» **Task statement**
Give the number of lines in the entries that contain "icon". State only the count.

:: Dataset extract

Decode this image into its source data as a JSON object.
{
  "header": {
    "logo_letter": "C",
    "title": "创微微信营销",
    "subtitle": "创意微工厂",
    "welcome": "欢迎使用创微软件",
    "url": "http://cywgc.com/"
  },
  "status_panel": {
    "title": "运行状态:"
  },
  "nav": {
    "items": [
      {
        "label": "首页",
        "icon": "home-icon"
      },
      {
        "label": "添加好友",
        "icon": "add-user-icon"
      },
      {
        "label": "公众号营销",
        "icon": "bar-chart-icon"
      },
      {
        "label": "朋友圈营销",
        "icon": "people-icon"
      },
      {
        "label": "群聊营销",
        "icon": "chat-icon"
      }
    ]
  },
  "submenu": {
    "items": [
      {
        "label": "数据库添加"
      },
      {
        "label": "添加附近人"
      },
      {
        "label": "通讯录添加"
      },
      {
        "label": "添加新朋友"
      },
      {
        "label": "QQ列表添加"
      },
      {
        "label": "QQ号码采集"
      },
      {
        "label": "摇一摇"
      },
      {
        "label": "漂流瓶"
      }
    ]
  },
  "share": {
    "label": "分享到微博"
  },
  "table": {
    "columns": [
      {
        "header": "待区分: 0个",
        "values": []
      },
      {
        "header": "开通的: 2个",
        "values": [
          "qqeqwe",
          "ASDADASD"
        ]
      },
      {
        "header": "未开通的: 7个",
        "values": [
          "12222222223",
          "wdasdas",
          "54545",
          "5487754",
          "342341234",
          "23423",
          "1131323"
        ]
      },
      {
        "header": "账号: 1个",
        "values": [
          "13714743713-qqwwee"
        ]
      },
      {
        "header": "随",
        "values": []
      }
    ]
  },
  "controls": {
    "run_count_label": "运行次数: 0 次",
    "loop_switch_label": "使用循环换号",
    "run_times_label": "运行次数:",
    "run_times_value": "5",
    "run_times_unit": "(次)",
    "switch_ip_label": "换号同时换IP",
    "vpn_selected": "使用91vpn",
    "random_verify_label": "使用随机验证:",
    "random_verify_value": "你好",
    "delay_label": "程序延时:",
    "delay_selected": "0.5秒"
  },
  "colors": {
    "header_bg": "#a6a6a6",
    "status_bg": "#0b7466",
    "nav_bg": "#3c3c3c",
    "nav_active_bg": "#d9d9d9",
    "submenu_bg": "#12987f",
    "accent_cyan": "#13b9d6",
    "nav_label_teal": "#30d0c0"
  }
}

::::

» **Answer to this problem**
5